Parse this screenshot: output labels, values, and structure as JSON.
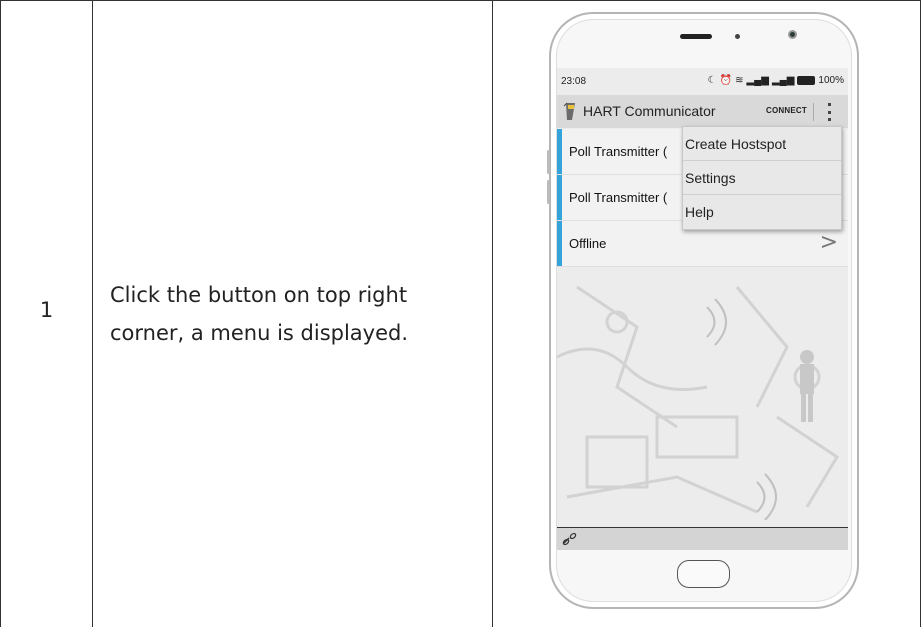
{
  "table": {
    "step_number": "1",
    "instruction": "Click the button on top right corner, a menu is displayed."
  },
  "phone": {
    "status_bar": {
      "time": "23:08",
      "battery": "100%"
    },
    "app_bar": {
      "title": "HART Communicator",
      "connect_label": "CONNECT",
      "app_icon": "hart-device-icon",
      "overflow_icon": "more-vert-icon"
    },
    "list": [
      {
        "label": "Poll Transmitter ("
      },
      {
        "label": "Poll Transmitter ("
      },
      {
        "label": "Offline",
        "chevron": ">"
      }
    ],
    "menu": {
      "items": [
        "Create Hostspot",
        "Settings",
        "Help"
      ]
    },
    "bottom_bar": {
      "icon": "link-icon"
    },
    "accent_color": "#33a3d9"
  }
}
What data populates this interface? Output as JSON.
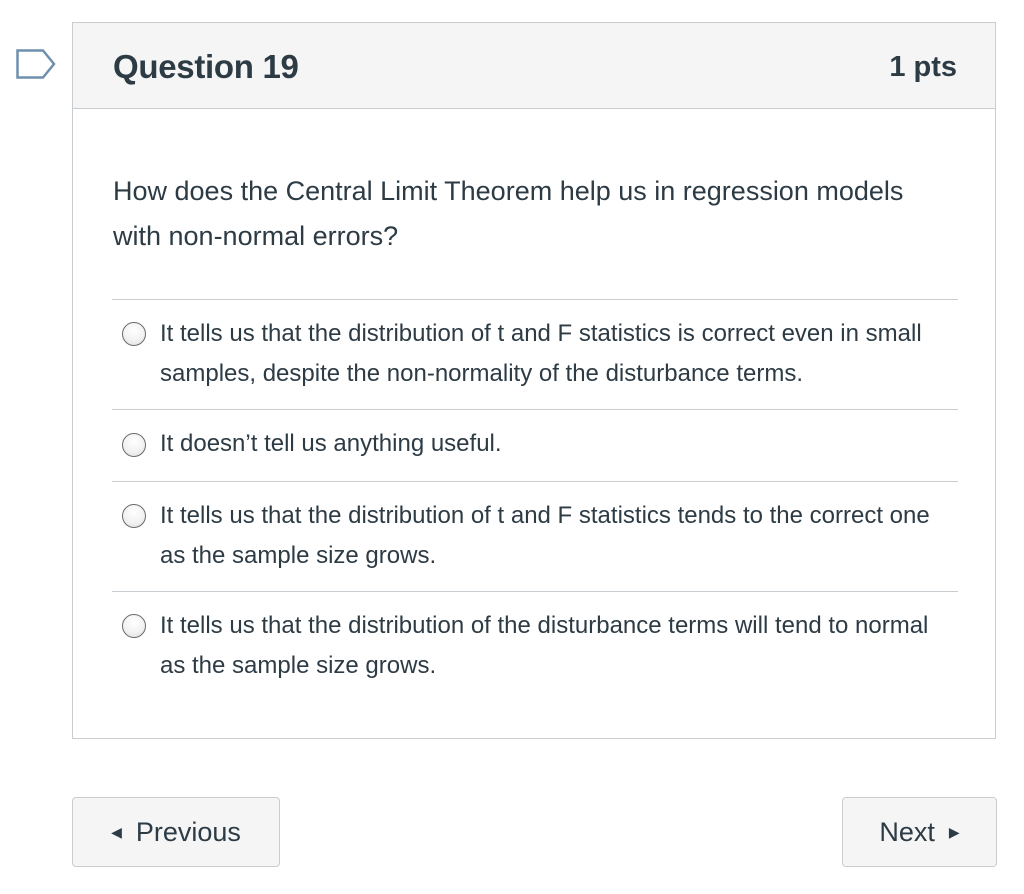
{
  "question": {
    "title": "Question 19",
    "points": "1 pts",
    "text": "How does the Central Limit Theorem help us in regression models with non-normal errors?",
    "answers": [
      {
        "label": "It tells us that the distribution of t and F statistics is correct even in small samples, despite the non-normality of the disturbance terms.",
        "selected": false
      },
      {
        "label": "It doesn’t tell us anything useful.",
        "selected": false
      },
      {
        "label": "It tells us that the distribution of t and F statistics tends to the correct one as the sample size grows.",
        "selected": false
      },
      {
        "label": "It tells us that the distribution of the disturbance terms will tend to normal as the sample size grows.",
        "selected": false
      }
    ]
  },
  "navigation": {
    "previous_label": "Previous",
    "next_label": "Next",
    "previous_icon": "triangle-left-icon",
    "next_icon": "triangle-right-icon"
  },
  "flag_icon": "flag-marker-icon",
  "colors": {
    "text": "#2d3b45",
    "border": "#c7cdd1",
    "header_bg": "#f5f5f5",
    "flag_stroke": "#6f8fae"
  }
}
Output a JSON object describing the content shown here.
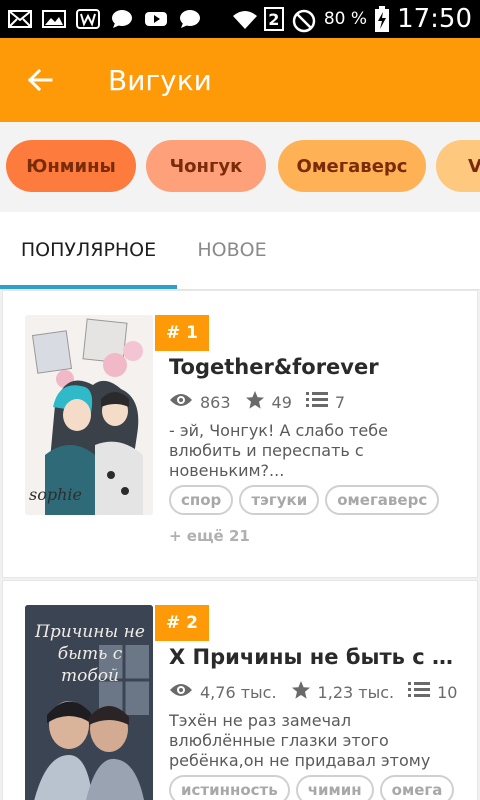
{
  "status_bar": {
    "battery": "80 %",
    "sim": "2",
    "time": "17:50"
  },
  "toolbar": {
    "title": "Вигуки"
  },
  "tag_chips": [
    {
      "label": "Юнмины",
      "bg": "#fd7b3c"
    },
    {
      "label": "Чонгук",
      "bg": "#fea07a"
    },
    {
      "label": "Омегаверс",
      "bg": "#feb255"
    },
    {
      "label": "V",
      "bg": "#fec97e"
    }
  ],
  "tabs": [
    {
      "label": "ПОПУЛЯРНОЕ",
      "active": true
    },
    {
      "label": "НОВОЕ",
      "active": false
    }
  ],
  "colors": {
    "accent": "#fe9a08",
    "tab_indicator": "#2fa0c8"
  },
  "stories": [
    {
      "rank": "# 1",
      "title": "Together&forever",
      "views": "863",
      "votes": "49",
      "parts": "7",
      "description": "- эй, Чонгук! А слабо тебе влюбить и переспать с новеньким?...",
      "tags": [
        "спор",
        "тэгуки",
        "омегаверс"
      ],
      "more": "+ ещё 21",
      "cover_text": "sophie"
    },
    {
      "rank": "# 2",
      "title": "X Причины не быть с тобой",
      "views": "4,76 тыс.",
      "votes": "1,23 тыс.",
      "parts": "10",
      "description": "Тэхён не раз замечал влюблённые глазки этого ребёнка,он не придавал этому значения",
      "tags": [
        "истинность",
        "чимин",
        "омега"
      ],
      "cover_text": "Причины не быть с тобой"
    }
  ]
}
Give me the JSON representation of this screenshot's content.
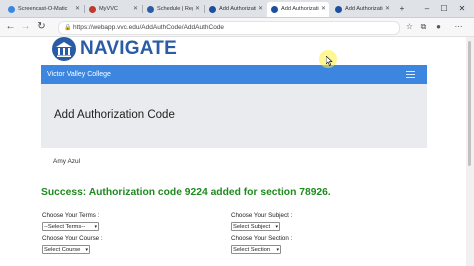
{
  "browser": {
    "tabs": [
      {
        "label": "Screencast-O-Matic",
        "active": false,
        "favicon_color": "#3c86e0"
      },
      {
        "label": "MyVVC",
        "active": false,
        "favicon_color": "#c0392b"
      },
      {
        "label": "Schedule | Regist",
        "active": false,
        "favicon_color": "#2a5ca6"
      },
      {
        "label": "Add Authorization",
        "active": false,
        "favicon_color": "#1b4fa0"
      },
      {
        "label": "Add Authorization",
        "active": true,
        "favicon_color": "#1b4fa0"
      },
      {
        "label": "Add Authorization",
        "active": false,
        "favicon_color": "#1b4fa0"
      }
    ],
    "url": "https://webapp.vvc.edu/AddAuthCode/AddAuthCode"
  },
  "site": {
    "logo": "NAVIGATE",
    "college": "Victor Valley College"
  },
  "page": {
    "title": "Add Authorization Code",
    "user": "Amy Azul",
    "success_message": "Success: Authorization code 9224 added for section 78926."
  },
  "form": {
    "term_label": "Choose Your Terms :",
    "term_value": "--Select Terms--",
    "subject_label": "Choose Your Subject :",
    "subject_value": "Select Subject",
    "course_label": "Choose Your Course :",
    "course_value": "Select Course",
    "section_label": "Choose Your Section :",
    "section_value": "Select Section"
  },
  "colors": {
    "brand": "#2a5ca6",
    "nav_bar": "#3c86e0",
    "success": "#1f8a1f"
  }
}
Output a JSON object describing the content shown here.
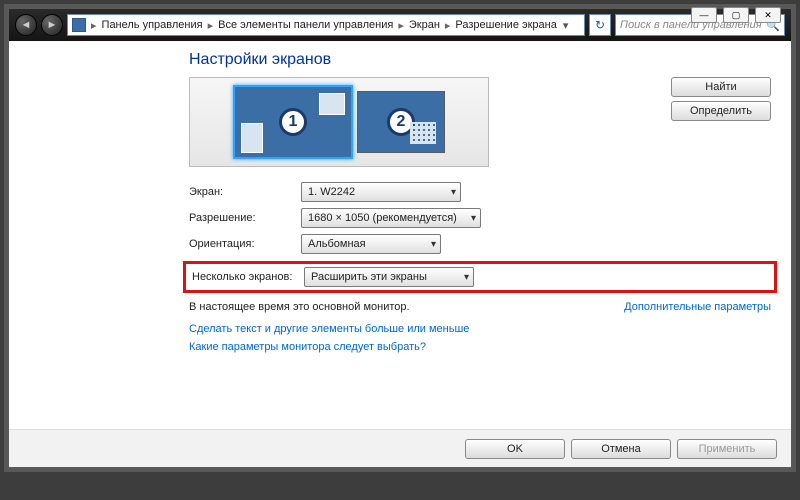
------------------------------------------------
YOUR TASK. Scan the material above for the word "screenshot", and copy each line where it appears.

COMPLETED EXERCISE.
Parse this screenshot: output labels, values, and structure as JSON.
Give me the JSON representation of this screenshot's content.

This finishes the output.